▸ Excerpted data
• • •

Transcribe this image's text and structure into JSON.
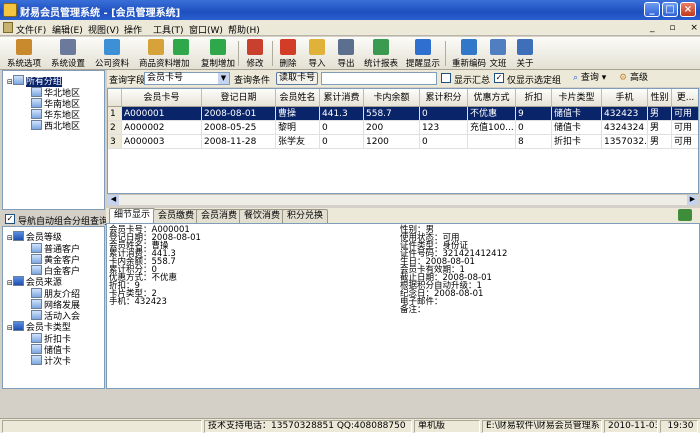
{
  "window": {
    "title": "财易会员管理系统 - [会员管理系统]",
    "min": "_",
    "max": "□",
    "close": "×",
    "restore_inner": "_ ▫ ×"
  },
  "menu": [
    "文件(F)",
    "编辑(E)",
    "视图(V)",
    "操作",
    "工具(T)",
    "窗口(W)",
    "帮助(H)"
  ],
  "toolbar": [
    {
      "label": "系统选项",
      "icon": "wrench-icon",
      "color": "#c98a2e"
    },
    {
      "label": "系统设置",
      "icon": "tools-icon",
      "color": "#6b7a9c"
    },
    {
      "label": "公司资料",
      "icon": "company-icon",
      "color": "#3d8fd6"
    },
    {
      "label": "商品资料",
      "icon": "goods-icon",
      "color": "#d8a23a"
    },
    {
      "label": "增加",
      "icon": "add-icon",
      "color": "#2ea84a"
    },
    {
      "label": "复制增加",
      "icon": "copy-add-icon",
      "color": "#2ea84a"
    },
    {
      "label": "修改",
      "icon": "edit-icon",
      "color": "#c9402e"
    },
    {
      "label": "删除",
      "icon": "delete-icon",
      "color": "#d23b26"
    },
    {
      "label": "导入",
      "icon": "import-icon",
      "color": "#e0b23a"
    },
    {
      "label": "导出",
      "icon": "export-icon",
      "color": "#5c6f8f"
    },
    {
      "label": "统计报表",
      "icon": "report-icon",
      "color": "#3a9a4f"
    },
    {
      "label": "提醒显示",
      "icon": "reminder-icon",
      "color": "#2f6fd0"
    },
    {
      "label": "重新编码",
      "icon": "recode-icon",
      "color": "#3178c8"
    },
    {
      "label": "文班",
      "icon": "user-icon",
      "color": "#4f7fc0"
    },
    {
      "label": "关于",
      "icon": "help-icon",
      "color": "#3f6fb8"
    }
  ],
  "tree_top": {
    "root": "所有分组",
    "children": [
      "华北地区",
      "华南地区",
      "华东地区",
      "西北地区"
    ]
  },
  "auto_group_label": "导航自动组合分组查询",
  "tree_bottom": [
    {
      "label": "会员等级",
      "children": [
        "普通客户",
        "黄金客户",
        "白金客户"
      ]
    },
    {
      "label": "会员来源",
      "children": [
        "朋友介绍",
        "网络发展",
        "活动入会"
      ]
    },
    {
      "label": "会员卡类型",
      "children": [
        "折扣卡",
        "储值卡",
        "计次卡"
      ]
    }
  ],
  "search": {
    "field_label": "查询字段",
    "field_value": "会员卡号",
    "condition_label": "查询条件",
    "read_card": "读取卡号",
    "show_summary": "显示汇总",
    "show_only_selected": "仅显示选定组",
    "query": "查询",
    "advanced": "高级"
  },
  "grid": {
    "columns": [
      "会员卡号",
      "登记日期",
      "会员姓名",
      "累计消费",
      "卡内余额",
      "累计积分",
      "优惠方式",
      "折扣",
      "卡片类型",
      "手机",
      "性别",
      "更..."
    ],
    "rows": [
      {
        "no": "1",
        "cells": [
          "A000001",
          "2008-08-01",
          "曹操",
          "441.3",
          "558.7",
          "0",
          "不优惠",
          "9",
          "储值卡",
          "432423",
          "男",
          "可用"
        ]
      },
      {
        "no": "2",
        "cells": [
          "A000002",
          "2008-05-25",
          "黎明",
          "0",
          "200",
          "123",
          "充值100...",
          "0",
          "储值卡",
          "4324324",
          "男",
          "可用"
        ]
      },
      {
        "no": "3",
        "cells": [
          "A000003",
          "2008-11-28",
          "张学友",
          "0",
          "1200",
          "0",
          "",
          "8",
          "折扣卡",
          "1357032...",
          "男",
          "可用"
        ]
      }
    ]
  },
  "tabs": [
    "细节显示",
    "会员缴费",
    "会员消费",
    "餐饮消费",
    "积分兑换"
  ],
  "detail_left": [
    "会员卡号：A000001",
    "登记日期：2008-08-01",
    "会员姓名：曹操",
    "累计消费：441.3",
    "卡内余额：558.7",
    "累计积分：0",
    "优惠方式：不优惠",
    "折扣：9",
    "卡片类型：2",
    "手机：432423"
  ],
  "detail_right": [
    "性别：男",
    "使用状态：可用",
    "证件类型：身份证",
    "证件号码：321421412412",
    "生日：2008-08-01",
    "会员卡有效期：1",
    "截止日期：2008-08-01",
    "根据积分自动升级：1",
    "纪念日：2008-08-01",
    "电子邮件：",
    "备注："
  ],
  "status": {
    "support": "技术支持电话：13570328851 QQ:408088750",
    "edition": "单机版",
    "path": "E:\\财易软件\\财易会员管理系",
    "date": "2010-11-03",
    "time": "19:30"
  }
}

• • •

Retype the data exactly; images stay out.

Transcribe this image's text and structure into JSON.
{
  "window": {
    "title": "财易会员管理系统 - [会员管理系统]",
    "min": "_",
    "max": "□",
    "close": "×",
    "restore_inner": "_ ▫ ×"
  },
  "menu": [
    "文件(F)",
    "编辑(E)",
    "视图(V)",
    "操作",
    "工具(T)",
    "窗口(W)",
    "帮助(H)"
  ],
  "toolbar": [
    {
      "label": "系统选项",
      "icon": "wrench-icon",
      "color": "#c98a2e"
    },
    {
      "label": "系统设置",
      "icon": "tools-icon",
      "color": "#6b7a9c"
    },
    {
      "label": "公司资料",
      "icon": "company-icon",
      "color": "#3d8fd6"
    },
    {
      "label": "商品资料",
      "icon": "goods-icon",
      "color": "#d8a23a"
    },
    {
      "label": "增加",
      "icon": "add-icon",
      "color": "#2ea84a"
    },
    {
      "label": "复制增加",
      "icon": "copy-add-icon",
      "color": "#2ea84a"
    },
    {
      "label": "修改",
      "icon": "edit-icon",
      "color": "#c9402e"
    },
    {
      "label": "删除",
      "icon": "delete-icon",
      "color": "#d23b26"
    },
    {
      "label": "导入",
      "icon": "import-icon",
      "color": "#e0b23a"
    },
    {
      "label": "导出",
      "icon": "export-icon",
      "color": "#5c6f8f"
    },
    {
      "label": "统计报表",
      "icon": "report-icon",
      "color": "#3a9a4f"
    },
    {
      "label": "提醒显示",
      "icon": "reminder-icon",
      "color": "#2f6fd0"
    },
    {
      "label": "重新编码",
      "icon": "recode-icon",
      "color": "#3178c8"
    },
    {
      "label": "文班",
      "icon": "user-icon",
      "color": "#4f7fc0"
    },
    {
      "label": "关于",
      "icon": "help-icon",
      "color": "#3f6fb8"
    }
  ],
  "tree_top": {
    "root": "所有分组",
    "children": [
      "华北地区",
      "华南地区",
      "华东地区",
      "西北地区"
    ]
  },
  "auto_group_label": "导航自动组合分组查询",
  "tree_bottom": [
    {
      "label": "会员等级",
      "children": [
        "普通客户",
        "黄金客户",
        "白金客户"
      ]
    },
    {
      "label": "会员来源",
      "children": [
        "朋友介绍",
        "网络发展",
        "活动入会"
      ]
    },
    {
      "label": "会员卡类型",
      "children": [
        "折扣卡",
        "储值卡",
        "计次卡"
      ]
    }
  ],
  "search": {
    "field_label": "查询字段",
    "field_value": "会员卡号",
    "condition_label": "查询条件",
    "read_card": "读取卡号",
    "show_summary": "显示汇总",
    "show_only_selected": "仅显示选定组",
    "query": "查询",
    "advanced": "高级"
  },
  "grid": {
    "columns": [
      "会员卡号",
      "登记日期",
      "会员姓名",
      "累计消费",
      "卡内余额",
      "累计积分",
      "优惠方式",
      "折扣",
      "卡片类型",
      "手机",
      "性别",
      "更..."
    ],
    "rows": [
      {
        "no": "1",
        "cells": [
          "A000001",
          "2008-08-01",
          "曹操",
          "441.3",
          "558.7",
          "0",
          "不优惠",
          "9",
          "储值卡",
          "432423",
          "男",
          "可用"
        ]
      },
      {
        "no": "2",
        "cells": [
          "A000002",
          "2008-05-25",
          "黎明",
          "0",
          "200",
          "123",
          "充值100...",
          "0",
          "储值卡",
          "4324324",
          "男",
          "可用"
        ]
      },
      {
        "no": "3",
        "cells": [
          "A000003",
          "2008-11-28",
          "张学友",
          "0",
          "1200",
          "0",
          "",
          "8",
          "折扣卡",
          "1357032...",
          "男",
          "可用"
        ]
      }
    ]
  },
  "tabs": [
    "细节显示",
    "会员缴费",
    "会员消费",
    "餐饮消费",
    "积分兑换"
  ],
  "detail_left": [
    "会员卡号：A000001",
    "登记日期：2008-08-01",
    "会员姓名：曹操",
    "累计消费：441.3",
    "卡内余额：558.7",
    "累计积分：0",
    "优惠方式：不优惠",
    "折扣：9",
    "卡片类型：2",
    "手机：432423"
  ],
  "detail_right": [
    "性别：男",
    "使用状态：可用",
    "证件类型：身份证",
    "证件号码：321421412412",
    "生日：2008-08-01",
    "会员卡有效期：1",
    "截止日期：2008-08-01",
    "根据积分自动升级：1",
    "纪念日：2008-08-01",
    "电子邮件：",
    "备注："
  ],
  "status": {
    "support": "技术支持电话：13570328851 QQ:408088750",
    "edition": "单机版",
    "path": "E:\\财易软件\\财易会员管理系",
    "date": "2010-11-03",
    "time": "19:30"
  }
}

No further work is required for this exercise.